▶ **What to produce**:
The answer must be a single number: how many lines below contain "rupsen".

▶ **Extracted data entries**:
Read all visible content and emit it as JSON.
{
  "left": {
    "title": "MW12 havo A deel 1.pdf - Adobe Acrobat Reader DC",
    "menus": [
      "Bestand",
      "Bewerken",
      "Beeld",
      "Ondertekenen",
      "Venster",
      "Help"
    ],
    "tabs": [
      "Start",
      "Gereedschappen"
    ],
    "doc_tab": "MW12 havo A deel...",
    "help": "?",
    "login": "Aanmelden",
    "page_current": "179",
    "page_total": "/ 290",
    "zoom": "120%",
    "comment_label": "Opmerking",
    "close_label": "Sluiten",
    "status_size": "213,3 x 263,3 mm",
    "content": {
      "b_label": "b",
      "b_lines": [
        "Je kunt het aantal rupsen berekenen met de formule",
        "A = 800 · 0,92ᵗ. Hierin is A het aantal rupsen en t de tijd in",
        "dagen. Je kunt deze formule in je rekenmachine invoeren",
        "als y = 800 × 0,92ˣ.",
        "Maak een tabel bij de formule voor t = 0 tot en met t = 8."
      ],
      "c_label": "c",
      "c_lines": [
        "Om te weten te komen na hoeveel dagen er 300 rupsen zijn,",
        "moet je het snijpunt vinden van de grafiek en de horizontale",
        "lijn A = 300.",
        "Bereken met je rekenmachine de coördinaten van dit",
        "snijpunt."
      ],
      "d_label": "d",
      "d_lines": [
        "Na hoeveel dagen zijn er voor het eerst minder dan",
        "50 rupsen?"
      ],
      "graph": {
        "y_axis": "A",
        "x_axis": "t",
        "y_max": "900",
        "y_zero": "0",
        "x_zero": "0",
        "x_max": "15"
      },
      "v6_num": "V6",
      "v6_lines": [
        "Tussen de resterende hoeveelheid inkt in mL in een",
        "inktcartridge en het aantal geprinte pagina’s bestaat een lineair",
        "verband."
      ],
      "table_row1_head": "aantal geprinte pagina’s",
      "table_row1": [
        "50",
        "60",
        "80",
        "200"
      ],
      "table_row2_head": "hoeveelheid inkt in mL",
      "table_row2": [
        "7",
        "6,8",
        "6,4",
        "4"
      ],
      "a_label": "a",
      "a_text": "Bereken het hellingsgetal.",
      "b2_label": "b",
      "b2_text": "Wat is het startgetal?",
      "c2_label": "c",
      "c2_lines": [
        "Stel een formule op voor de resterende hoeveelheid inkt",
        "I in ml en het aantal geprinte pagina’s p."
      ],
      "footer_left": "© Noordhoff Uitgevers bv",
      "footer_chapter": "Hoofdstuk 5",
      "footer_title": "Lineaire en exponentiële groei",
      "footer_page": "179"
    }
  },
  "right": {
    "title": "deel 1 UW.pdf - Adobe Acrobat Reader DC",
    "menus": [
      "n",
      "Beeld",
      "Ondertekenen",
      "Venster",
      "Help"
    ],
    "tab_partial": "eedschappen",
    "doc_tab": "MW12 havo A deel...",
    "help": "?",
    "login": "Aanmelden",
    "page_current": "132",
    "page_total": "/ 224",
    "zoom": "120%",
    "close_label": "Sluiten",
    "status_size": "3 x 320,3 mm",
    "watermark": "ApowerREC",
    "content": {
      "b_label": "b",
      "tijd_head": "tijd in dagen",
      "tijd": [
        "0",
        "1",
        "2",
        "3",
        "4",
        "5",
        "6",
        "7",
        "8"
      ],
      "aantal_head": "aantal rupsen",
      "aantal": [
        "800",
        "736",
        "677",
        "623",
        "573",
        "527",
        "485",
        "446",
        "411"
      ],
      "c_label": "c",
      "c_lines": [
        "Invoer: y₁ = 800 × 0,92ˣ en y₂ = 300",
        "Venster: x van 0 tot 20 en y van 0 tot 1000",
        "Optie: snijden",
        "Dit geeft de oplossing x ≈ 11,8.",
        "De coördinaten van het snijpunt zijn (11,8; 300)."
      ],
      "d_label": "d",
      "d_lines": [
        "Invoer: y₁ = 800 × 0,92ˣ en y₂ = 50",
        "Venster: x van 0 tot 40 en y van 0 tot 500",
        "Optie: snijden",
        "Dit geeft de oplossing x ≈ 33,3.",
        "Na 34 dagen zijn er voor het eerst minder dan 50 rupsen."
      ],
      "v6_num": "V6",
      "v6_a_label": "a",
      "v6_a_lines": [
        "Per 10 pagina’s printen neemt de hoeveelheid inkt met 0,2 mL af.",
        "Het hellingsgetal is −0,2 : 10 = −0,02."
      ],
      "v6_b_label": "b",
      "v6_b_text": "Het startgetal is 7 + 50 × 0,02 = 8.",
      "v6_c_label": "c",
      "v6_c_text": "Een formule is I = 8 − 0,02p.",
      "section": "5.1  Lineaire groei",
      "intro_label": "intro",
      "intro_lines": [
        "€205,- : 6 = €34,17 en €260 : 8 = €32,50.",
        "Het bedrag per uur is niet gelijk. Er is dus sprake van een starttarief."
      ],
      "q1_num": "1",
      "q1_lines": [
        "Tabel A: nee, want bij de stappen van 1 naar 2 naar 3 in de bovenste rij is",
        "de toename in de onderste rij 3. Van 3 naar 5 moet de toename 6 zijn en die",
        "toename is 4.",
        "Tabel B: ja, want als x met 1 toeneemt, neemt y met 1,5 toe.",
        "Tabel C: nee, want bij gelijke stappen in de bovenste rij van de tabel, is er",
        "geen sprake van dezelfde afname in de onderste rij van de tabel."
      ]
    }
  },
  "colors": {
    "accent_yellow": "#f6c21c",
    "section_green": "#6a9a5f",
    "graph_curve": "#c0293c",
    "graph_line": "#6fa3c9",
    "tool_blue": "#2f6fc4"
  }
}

▶ **Expected output**:
6